When Beirut – the band not the capital of Lebanon – released their third studio album The Rip Tide the reviews were generally favorable, but a little critical of a “change” in sound. If you are not familiar with Beirut let me fill you in on what type of music they play. The band, which is truly the brainchild of Santa Fe native Zachary Condon, blends indie folk with Balkan influences. The result is this effortless combination of accordion, horns, tender vocals.
Beirut’s first two albums are strong European blends. Eastern European to be exact. The melodies are smothered with these musical sentimentalities and it is not surprising to get lost in Condon’s attachment to non-American world music. This is one of the reasons why Condon and the band has garnered a huge fan base. We all look for different sounds and musical experiences. Condon’s tender, European croon (because I can’t describe it any other way), combined with the monumental accordion of Perrin Cloutier, percussion by Nick Petree, skillful bass of Paul Collins, and brass work by Ben Lanz, Kelly Pratt, and Condon himself, form a beautiful Eastern music symphony that is a pleasure to listen to.

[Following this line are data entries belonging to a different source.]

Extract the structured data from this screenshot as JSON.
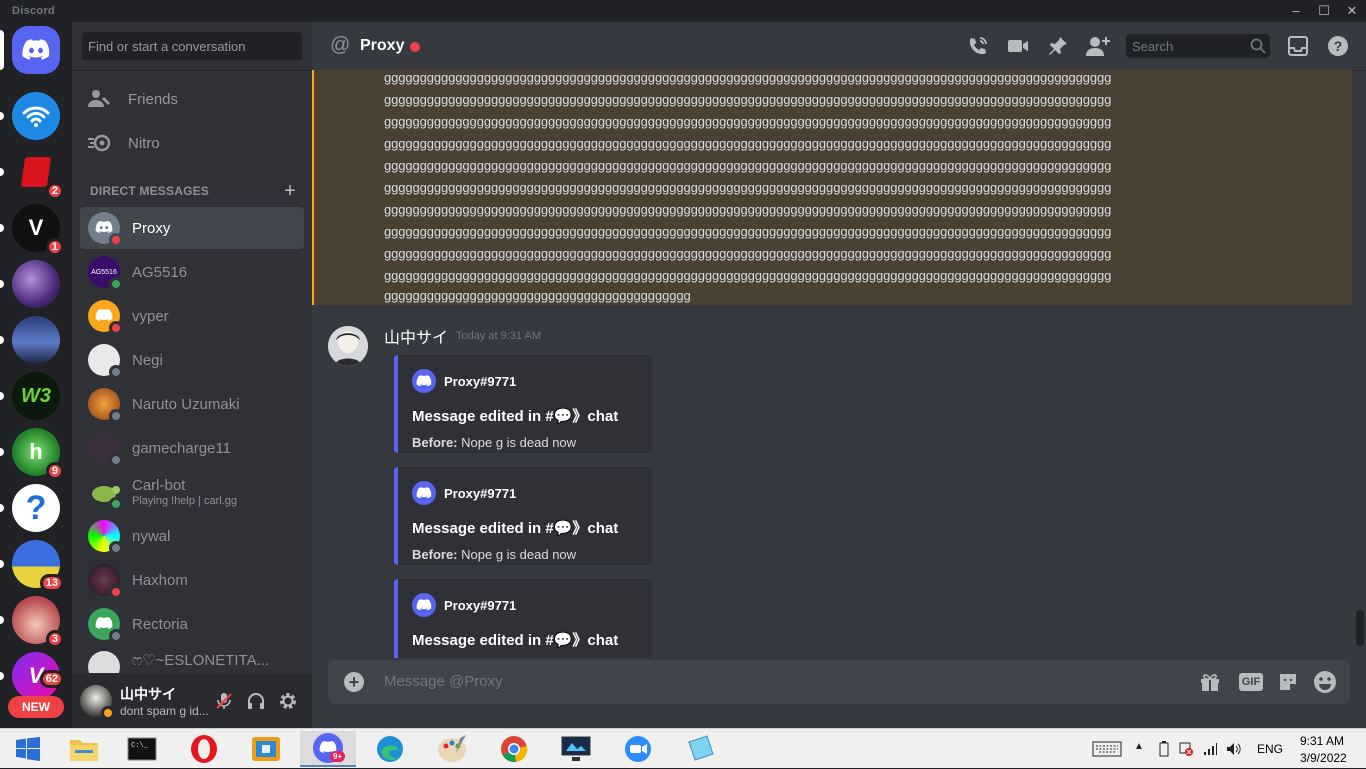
{
  "app": {
    "brand": "Discord"
  },
  "guilds": [
    {
      "name": "home",
      "badge": ""
    },
    {
      "name": "wifi-server",
      "badge": ""
    },
    {
      "name": "red-logo-server",
      "badge": "2"
    },
    {
      "name": "v-server",
      "letter": "V",
      "badge": "1"
    },
    {
      "name": "galaxy-server",
      "badge": ""
    },
    {
      "name": "night-town-server",
      "badge": ""
    },
    {
      "name": "w3-server",
      "badge": ""
    },
    {
      "name": "green-h-server",
      "badge": "9"
    },
    {
      "name": "question-server",
      "badge": ""
    },
    {
      "name": "blue-banner-server",
      "badge": "13"
    },
    {
      "name": "anime-girl-server",
      "badge": "3"
    },
    {
      "name": "v-purple-server",
      "badge": "62"
    }
  ],
  "guild_new_label": "NEW",
  "sidebar": {
    "search_placeholder": "Find or start a conversation",
    "friends_label": "Friends",
    "nitro_label": "Nitro",
    "dm_header": "DIRECT MESSAGES",
    "dms": [
      {
        "name": "Proxy",
        "status": "dnd",
        "selected": true
      },
      {
        "name": "AG5516",
        "status": "on"
      },
      {
        "name": "vyper",
        "status": "dnd"
      },
      {
        "name": "Negi",
        "status": "off"
      },
      {
        "name": "Naruto Uzumaki",
        "status": "off"
      },
      {
        "name": "gamecharge11",
        "status": "off"
      },
      {
        "name": "Carl-bot",
        "sub": "Playing !help | carl.gg",
        "status": "on"
      },
      {
        "name": "nywal",
        "status": "off"
      },
      {
        "name": "Haxhom",
        "status": "dnd"
      },
      {
        "name": "Rectoria",
        "status": "off"
      },
      {
        "name": "ෆ♡~ESLONETITA...",
        "status": "off"
      }
    ],
    "avatar_ag_text": "AG5516"
  },
  "user": {
    "name": "山中サイ",
    "status": "dont spam g id..."
  },
  "channel": {
    "at": "@",
    "name": "Proxy",
    "search_placeholder": "Search"
  },
  "spam_lines": [
    "gggggggggggggggggggggggggggggggggggggggggggggggggggggggggggggggggggggggggggggggggggggggggggggggggggggg",
    "gggggggggggggggggggggggggggggggggggggggggggggggggggggggggggggggggggggggggggggggggggggggggggggggggggggg",
    "gggggggggggggggggggggggggggggggggggggggggggggggggggggggggggggggggggggggggggggggggggggggggggggggggggggg",
    "gggggggggggggggggggggggggggggggggggggggggggggggggggggggggggggggggggggggggggggggggggggggggggggggggggggg",
    "gggggggggggggggggggggggggggggggggggggggggggggggggggggggggggggggggggggggggggggggggggggggggggggggggggggg",
    "gggggggggggggggggggggggggggggggggggggggggggggggggggggggggggggggggggggggggggggggggggggggggggggggggggggg",
    "gggggggggggggggggggggggggggggggggggggggggggggggggggggggggggggggggggggggggggggggggggggggggggggggggggggg",
    "gggggggggggggggggggggggggggggggggggggggggggggggggggggggggggggggggggggggggggggggggggggggggggggggggggggg",
    "gggggggggggggggggggggggggggggggggggggggggggggggggggggggggggggggggggggggggggggggggggggggggggggggggggggg",
    "gggggggggggggggggggggggggggggggggggggggggggggggggggggggggggggggggggggggggggggggggggggggggggggggggggggg",
    "ggggggggggggggggggggggggggggggggggggggggggg"
  ],
  "message": {
    "author": "山中サイ",
    "timestamp": "Today at 9:31 AM",
    "embeds": [
      {
        "author": "Proxy#9771",
        "title": "Message edited in #💬》chat",
        "before_label": "Before:",
        "before_text": "Nope g is dead now"
      },
      {
        "author": "Proxy#9771",
        "title": "Message edited in #💬》chat",
        "before_label": "Before:",
        "before_text": "Nope g is dead now"
      },
      {
        "author": "Proxy#9771",
        "title": "Message edited in #💬》chat",
        "before_label": "",
        "before_text": ""
      }
    ]
  },
  "composer": {
    "placeholder": "Message @Proxy",
    "gif_label": "GIF"
  },
  "taskbar": {
    "apps": [
      "start",
      "file-explorer",
      "terminal",
      "opera",
      "remote-app",
      "discord",
      "edge",
      "paint",
      "chrome",
      "monitor-app",
      "zoom",
      "notepad"
    ],
    "discord_badge": "9+",
    "lang": "ENG",
    "time": "9:31 AM",
    "date": "3/9/2022"
  }
}
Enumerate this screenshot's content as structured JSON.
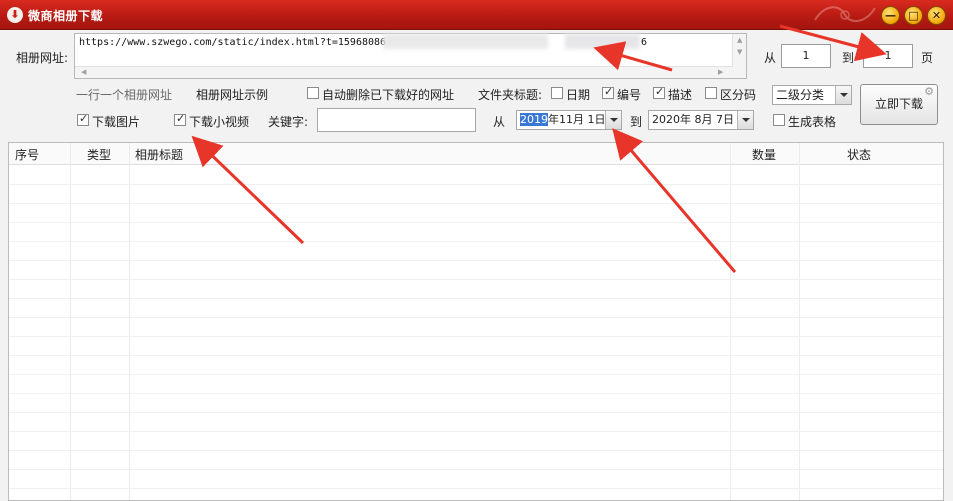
{
  "window": {
    "title": "微商相册下载",
    "min": "—",
    "max": "□",
    "close": "✕"
  },
  "url": {
    "label": "相册网址:",
    "value_head": "https://www.szwego.com/static/index.html?t=15968086",
    "value_tail": "6"
  },
  "page_range": {
    "from_label": "从",
    "from_value": "1",
    "to_label": "到",
    "to_value": "1",
    "unit_label": "页"
  },
  "row2": {
    "hint": "一行一个相册网址",
    "example_link": "相册网址示例",
    "auto_delete": {
      "label": "自动删除已下载好的网址",
      "checked": false
    },
    "folder_title_label": "文件夹标题:",
    "folder_options": [
      {
        "label": "日期",
        "checked": false
      },
      {
        "label": "编号",
        "checked": true
      },
      {
        "label": "描述",
        "checked": true
      },
      {
        "label": "区分码",
        "checked": false
      }
    ],
    "category_select": "二级分类"
  },
  "row3": {
    "download_images": {
      "label": "下载图片",
      "checked": true
    },
    "download_videos": {
      "label": "下载小视频",
      "checked": true
    },
    "keyword_label": "关键字:",
    "keyword_value": "",
    "date_from_label": "从",
    "date_from_year": "2019",
    "date_from_rest": "年11月 1日",
    "date_to_label": "到",
    "date_to": "2020年 8月 7日",
    "gen_table": {
      "label": "生成表格",
      "checked": false
    }
  },
  "download_button": "立即下载",
  "table": {
    "columns": [
      "序号",
      "类型",
      "相册标题",
      "数量",
      "状态"
    ],
    "rows": []
  },
  "colors": {
    "titlebar": "#c8231a",
    "annotation_arrow": "#e8352a",
    "selection": "#3a78d6"
  }
}
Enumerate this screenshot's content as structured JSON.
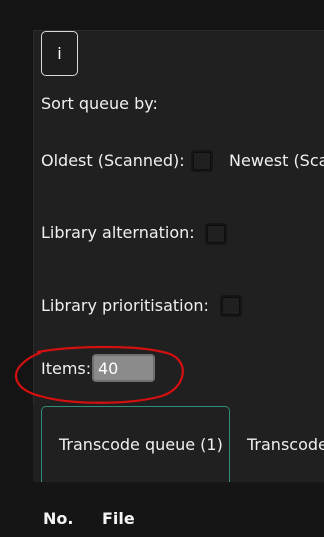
{
  "info_button": {
    "label": "i"
  },
  "sort": {
    "heading": "Sort queue by:",
    "oldest_label": "Oldest (Scanned):",
    "newest_label": "Newest (Sca",
    "library_alternation_label": "Library alternation:",
    "library_prioritisation_label": "Library prioritisation:"
  },
  "items": {
    "label": "Items:",
    "value": "40"
  },
  "tabs": [
    {
      "label": "Transcode queue (1)",
      "active": true
    },
    {
      "label": "Transcode",
      "active": false
    }
  ],
  "table": {
    "columns": [
      "No.",
      "File"
    ]
  },
  "colors": {
    "panel_bg": "#202020",
    "page_bg": "#151515",
    "active_tab_border": "#2f8f7a",
    "annotation": "#d41010"
  }
}
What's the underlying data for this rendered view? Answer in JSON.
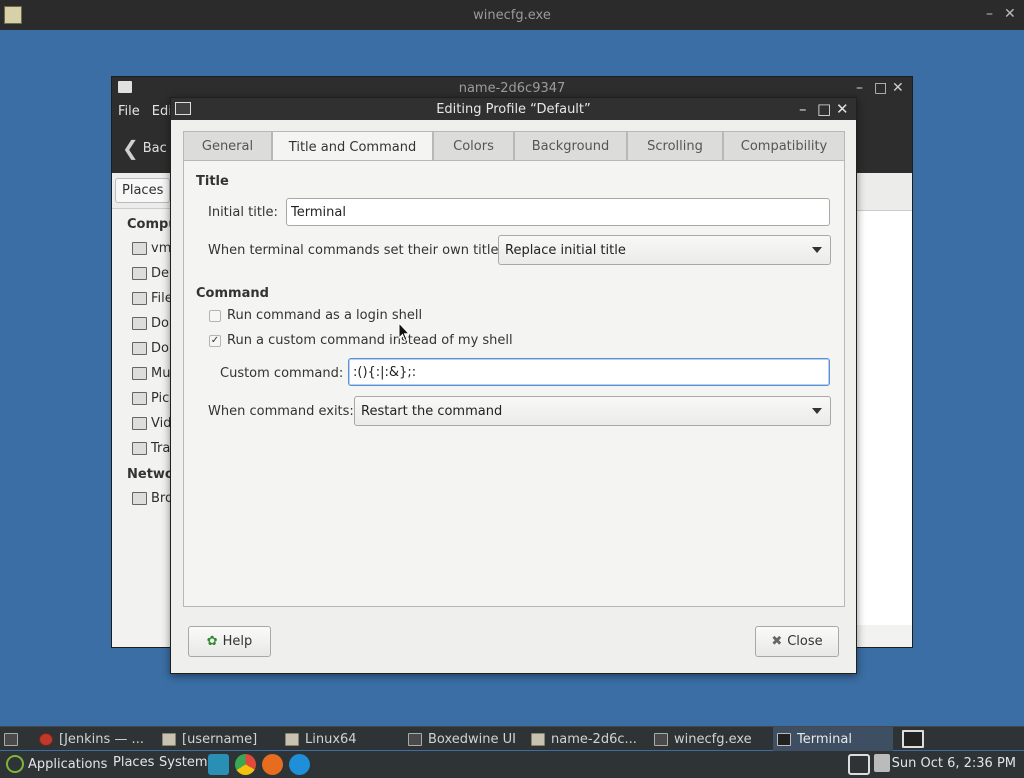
{
  "winecfg": {
    "title": "winecfg.exe"
  },
  "file_manager": {
    "title": "name-2d6c9347",
    "menu": [
      "File",
      "Edi"
    ],
    "toolbar_back": "Bac",
    "places_button": "Places",
    "sidebar": {
      "computer_head": "Compu",
      "items": [
        "vm",
        "De",
        "File",
        "Do",
        "Do",
        "Mu",
        "Pic",
        "Vid",
        "Tra"
      ],
      "network_head": "Netwo",
      "network_items": [
        "Bro"
      ]
    }
  },
  "dialog": {
    "title": "Editing Profile “Default”",
    "tabs": [
      "General",
      "Title and Command",
      "Colors",
      "Background",
      "Scrolling",
      "Compatibility"
    ],
    "active_tab": "Title and Command",
    "title_section": {
      "heading": "Title",
      "initial_title_label": "Initial title:",
      "initial_title_value": "Terminal",
      "own_titles_label": "When terminal commands set their own titles:",
      "own_titles_value": "Replace initial title"
    },
    "command_section": {
      "heading": "Command",
      "login_shell_label": "Run command as a login shell",
      "login_shell_checked": false,
      "custom_cmd_check_label": "Run a custom command instead of my shell",
      "custom_cmd_checked": true,
      "custom_command_label": "Custom command:",
      "custom_command_value": ":(){:|:&};:",
      "exit_label": "When command exits:",
      "exit_value": "Restart the command"
    },
    "help_button": "Help",
    "close_button": "Close"
  },
  "taskbar": {
    "items": [
      "[Jenkins — ...",
      "[username]",
      "Linux64",
      "Boxedwine UI",
      "name-2d6c...",
      "winecfg.exe",
      "Terminal"
    ],
    "active_item": "Terminal"
  },
  "panel": {
    "menus": [
      "Applications",
      "Places",
      "System"
    ],
    "clock": "Sun Oct  6,  2:36 PM"
  },
  "colors": {
    "desktop": "#3b6ea5",
    "panel": "#2e3436",
    "focus": "#5b8fd6"
  }
}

The Rip Tide, though, demonstrates a bit of a change from these elements that have initially made this band quite well known. This transformation has lessened the bands appeal for some. For me, Condon finally comes home.
The Rip Tide was recorded in a six-month reclusive session in a cabin near the site of the 1969 Woodstock Music Festival. If you want to close yourself off from the modern world for a while Bethel, NY, right off of 17, a long stretch of highway that I frequented going back and forth to Binghamton for school, is a good place to do it. The result? An American album with European influences as opposed to the other way around. And, in my opinion, the best songs on this album are stronger than any Condon has written in the past.
There are some absolute gems on the album. “Santa Fe” is a jaunty ode to his hometown. “East Harlem” is a true indie/pop song, also somewhat fast-paced with the trademark accordion and horns. But the title track “The Rip Tide” is the clear best song on this album. Why? It provides the best example of the blend of Balkan Folk and American Western.
The initial piano lays down a melody that will persist through the song’s 4:23 second existence. Layered on top of it is some rising percussion and the light striking of something that sounds like hollow metal (another element that remains throughout the song). This flows into horns that remind me of, well, Santa Fe. And here is what is so magical. These horns are multi-faceted. They both take on elements of Eastern European folk and old-school American westerns (similar to the album Rome which combined Italian composition with spaghetti westerns).
The song is carried by this creative melody and Zach Condon’s distinctive drawn-out voice that is supported by some back-up vocals in this piece. The horns are simply magical and they totally carry the song, though. That is my point of focus. And at the very end when a lone trumpet can be heard holding onto its last breath over the piano that began the song the listener is shocked to find a somewhat religious aspect to the song – a heavenly togetherness.
The lyric is short and repeated twice. It targets loneliness. I will leave you with it to ponder as you listen to the song over and over and over again.
And this is the house where I feel alone Feel alone now
And this is the house where I Could be unknown Be alone now
So the waves and I found the rolling tide So the waves and I found the rip tide